Let me reiterate, this is a journey through the world of film, and there's no telling what I may encounter along way. I welcome you all to follow along through this never-ending journey, and feel free to give your own thoughts in the comments field. Oh, and if you share the same crazy behavior as I and others do, check out the message boards, we're a close-knit community of film lovers who not only support one each other's collecting habits but also enjoy discussing film.

Saturday, March 5, 2016

And the Worst Movie Award Goes to...

Many of us watched the Academy Awards last weekend, and in light of the big update to this site I decided I wanted to kick it off with something special. As you may know I have seen hundreds if not thousands of movies, so it should come to no surprise that I've seen some really bad movies. I'm not talking about movies that are so bad, that they're good. Those I consider guilty pleasures which I'll save for another time. I'm referring to something that I actually suffered through, something I actually had to ask myself; "Can I have that hour and a half of my life back?" I'm sure we've all been there at one point or another, maybe more than once even.

Sadly this has happened to me on more than one occasion. Even sadder, I can guarantee I still own those movies in question. Anyway, I could easily point out a Tyler Perry flick or a direct-to-video release starring Nicholas Cage but considering we all know going into such a movie that it's going to bad, I won't say they deserve the worst movie award. The movie, I think deserves this award just happens to be one I watched in theaters when it was first released, nearly falling asleep multiple times, and yet still bought it on DVD during a video store closeout sale a few years back.....

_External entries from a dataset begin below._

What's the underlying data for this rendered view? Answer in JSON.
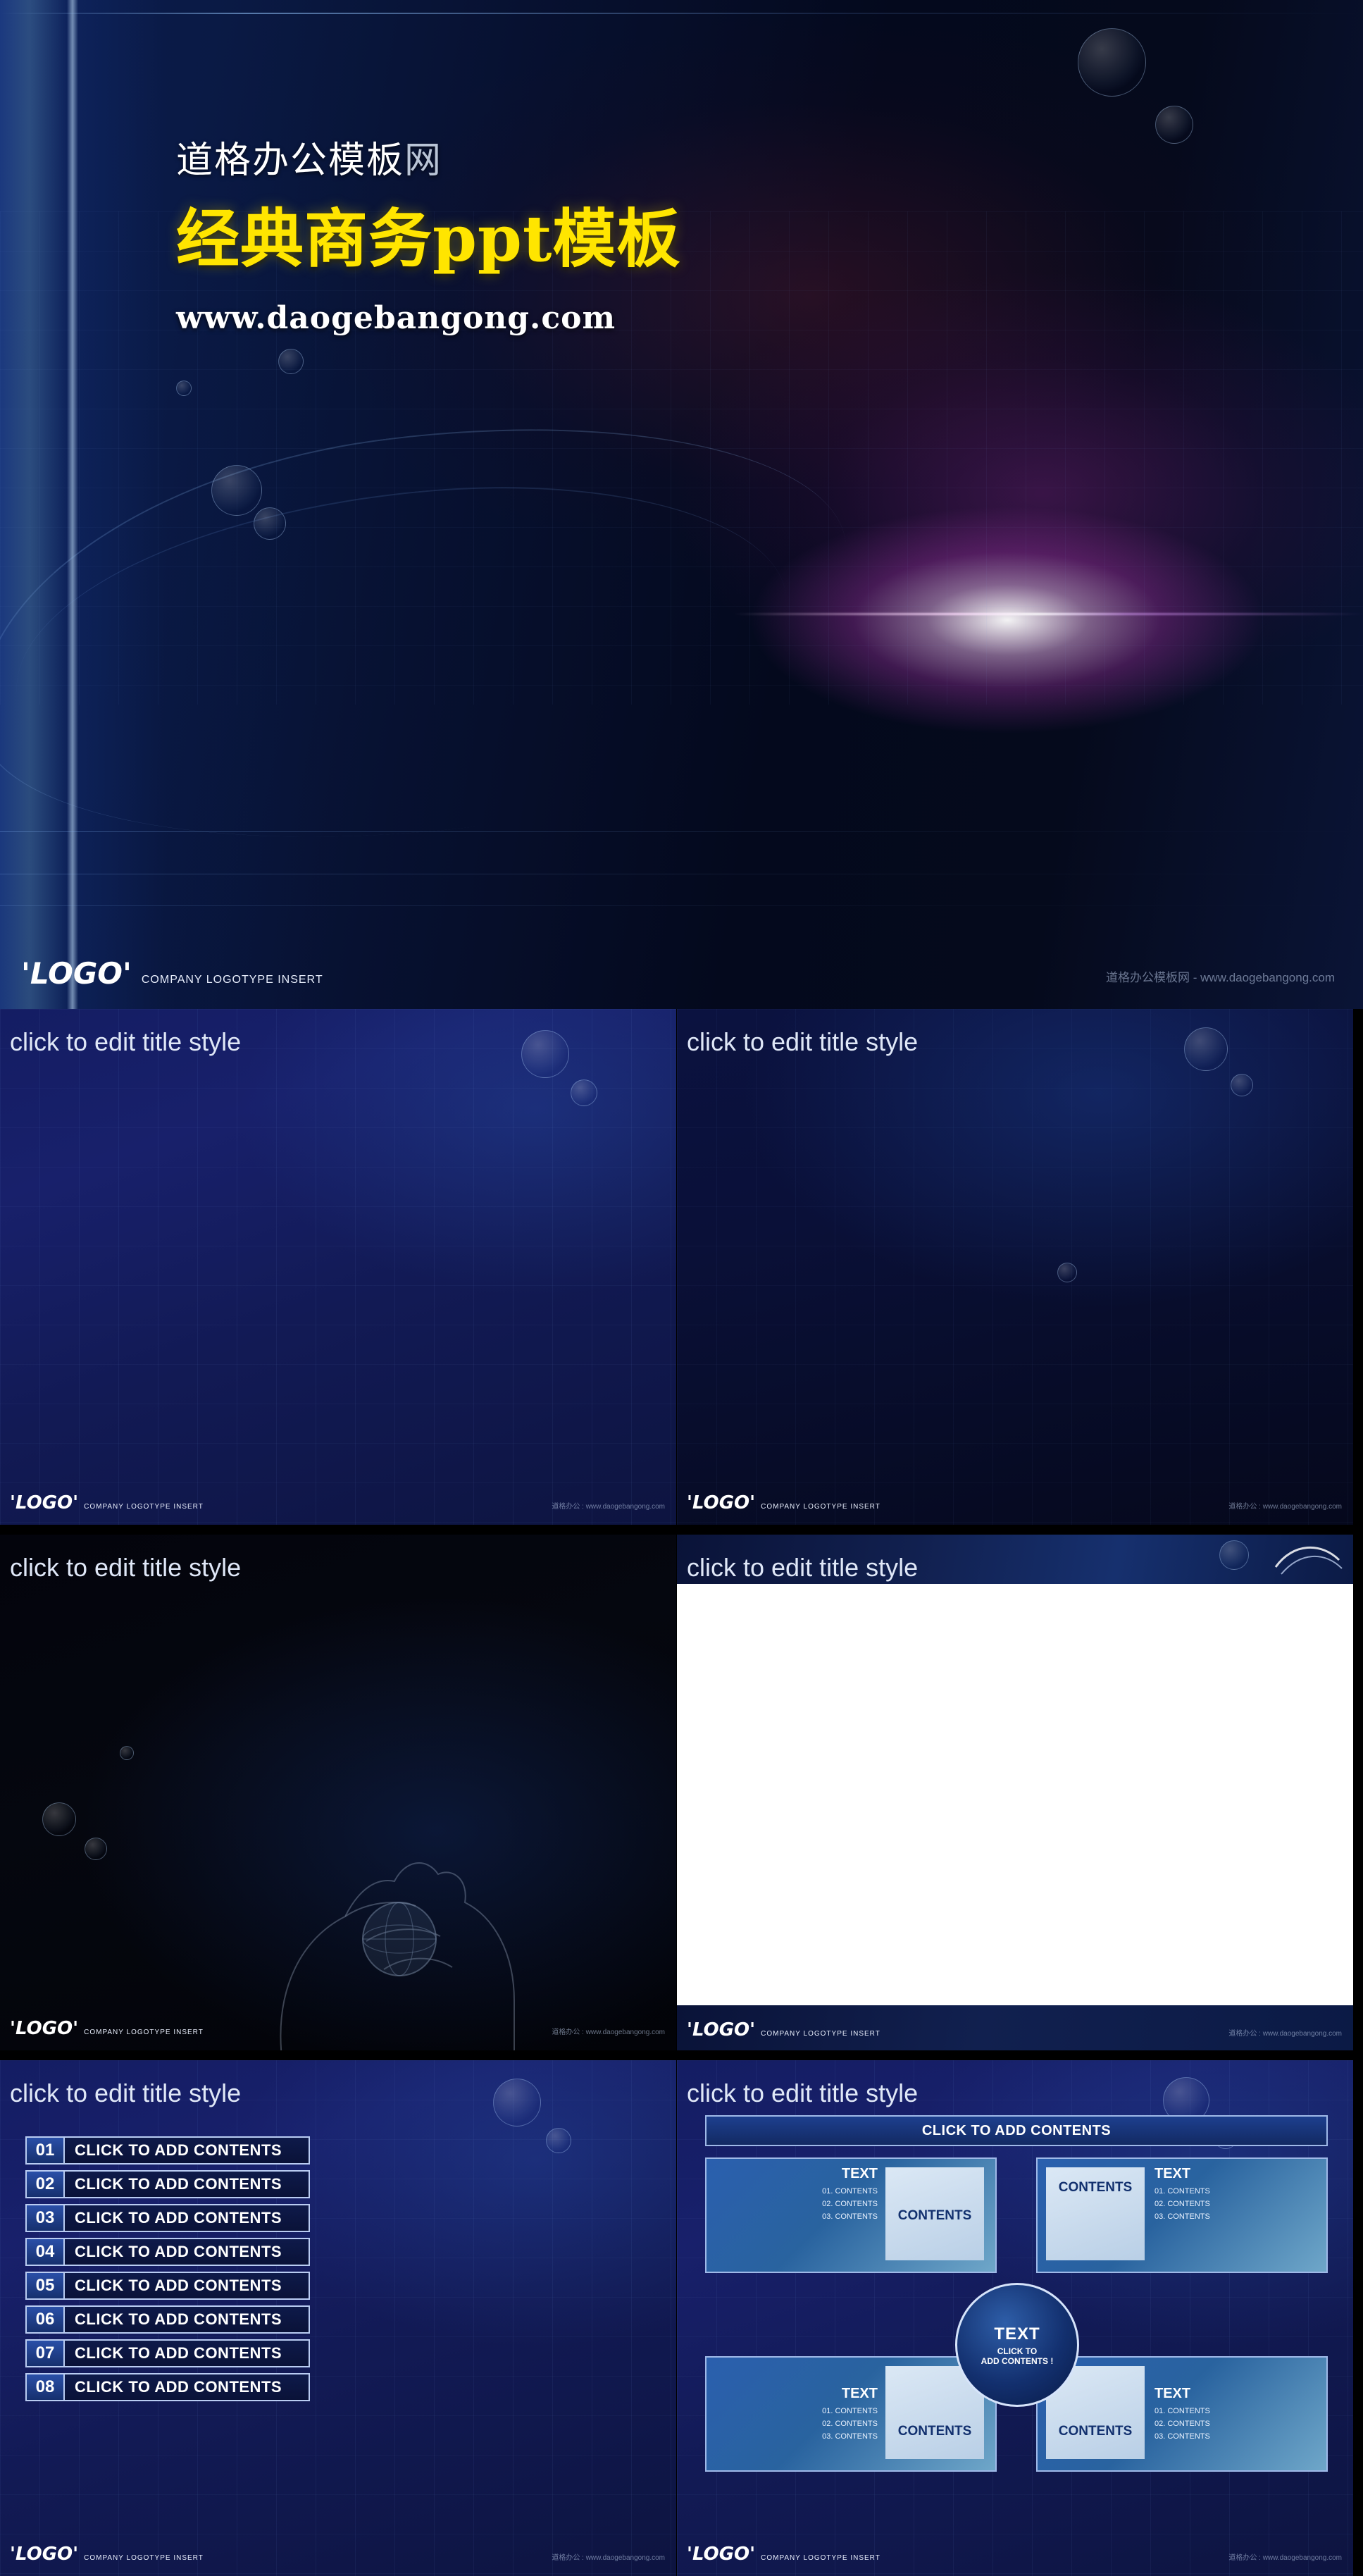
{
  "cover": {
    "subtitle_cn": "道格办公模板",
    "subtitle_cn_grey": "网",
    "title_cn": "经典商务ppt模板",
    "url": "www.daogebangong.com",
    "logo_word": "'LOGO'",
    "logo_company": "COMPANY LOGOTYPE INSERT",
    "watermark": "道格办公模板网 - www.daogebangong.com"
  },
  "common": {
    "title_placeholder": "click to edit title style",
    "logo_word": "'LOGO'",
    "logo_company": "COMPANY LOGOTYPE INSERT",
    "watermark_short": "道格办公 : www.daogebangong.com",
    "watermark_long": "道格办公 : www.daogebangong.com"
  },
  "slides": [
    {
      "name": "slide-blank-blue",
      "title": "click to edit title style"
    },
    {
      "name": "slide-blank-navy",
      "title": "click to edit title style"
    },
    {
      "name": "slide-hand-globe",
      "title": "click to edit title style"
    },
    {
      "name": "slide-white-content",
      "title": "click to edit title style"
    },
    {
      "name": "slide-numbered-list",
      "title": "click to edit title style"
    },
    {
      "name": "slide-diagram",
      "title": "click to edit title style"
    }
  ],
  "list_slide": {
    "items": [
      {
        "num": "01",
        "label": "CLICK TO ADD CONTENTS"
      },
      {
        "num": "02",
        "label": "CLICK TO ADD CONTENTS"
      },
      {
        "num": "03",
        "label": "CLICK TO ADD CONTENTS"
      },
      {
        "num": "04",
        "label": "CLICK TO ADD CONTENTS"
      },
      {
        "num": "05",
        "label": "CLICK TO ADD CONTENTS"
      },
      {
        "num": "06",
        "label": "CLICK TO ADD CONTENTS"
      },
      {
        "num": "07",
        "label": "CLICK TO ADD CONTENTS"
      },
      {
        "num": "08",
        "label": "CLICK TO ADD CONTENTS"
      }
    ]
  },
  "diagram_slide": {
    "header": "CLICK TO ADD CONTENTS",
    "center": {
      "line1": "TEXT",
      "line2": "CLICK TO",
      "line3": "ADD CONTENTS !"
    },
    "quadrants": [
      {
        "name": "top-left",
        "text_label": "TEXT",
        "bullets": [
          "01. CONTENTS",
          "02. CONTENTS",
          "03. CONTENTS"
        ],
        "contents_label": "CONTENTS"
      },
      {
        "name": "top-right",
        "text_label": "TEXT",
        "bullets": [
          "01. CONTENTS",
          "02. CONTENTS",
          "03. CONTENTS"
        ],
        "contents_label": "CONTENTS"
      },
      {
        "name": "bottom-left",
        "text_label": "TEXT",
        "bullets": [
          "01. CONTENTS",
          "02. CONTENTS",
          "03. CONTENTS"
        ],
        "contents_label": "CONTENTS"
      },
      {
        "name": "bottom-right",
        "text_label": "TEXT",
        "bullets": [
          "01. CONTENTS",
          "02. CONTENTS",
          "03. CONTENTS"
        ],
        "contents_label": "CONTENTS"
      }
    ]
  },
  "colors": {
    "accent_yellow": "#ffe500",
    "deep_blue": "#11204f",
    "light_blue_border": "#b9ccf2",
    "title_text": "#dfe7f7"
  }
}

Nacho Libre (2006)
Director: Jared Hess
Starring: Jack Black, Ana de la Reguera, Héctor Jiménez
Running Time: 92 minutes

Jack Black is Ignacio, a monastery cook who feeds orphan children by day and by night transforms himself into Nacho Libre, a notorious Luchador in stretchy pants. Spurred on by Esqueleto "The Skeleton," a street peasant turned sidekick, Nacho challenges Mexico's most fearsome wrestlers as he fights to save the children and win the affections of Sister Encarnacion, his inspiration and forbidden love. 

When a movie starts off funny, it doesn't take long before it becomes tedious. You can actually see some similarities in this and Hess' other comedy, Napoleon Dynamite. Both films are about outsiders, and both main characters have bizarre best friends. Difference is, Nacho is a lovable character while the main character in Napoleon Dynamite was an unpleasant individual. It's obvious by the script that we were supposed to like Nacho, but Jack Black's performance came off more irritating than endearing.

Nacho grew up in a monastery, and is now the cook.  He has a secret love, wrestling, which he can't admit because monks think it's the work of the devil. Even the newly arrived nun, Sister Encarnacion agrees wrestling is bad. This concerns Nacho, but it doesn't stop him from secretly starting a career of it behind a mask, alongside his skinny, also amateur sidekick Esqueleto (Hector Jimenez). Despite never winning, Nacho gains some popularity and eventually earns the chance to fight the king of wrestling, Ramses (Cesar Gonzalez) in an exhibition match.

Quite frankly, this movie will only interest those who are fans of Jack Black. It's only around ninety minutes long, but to me it felt much longer. The film dragged on, I may have laughed once or twice but not nearly enough to be able to rate this higher than a 2/10. Yeah, it was that bad.

So there you have it, one of the WORST movies I have ever seen. Whats the worst movie you've seen?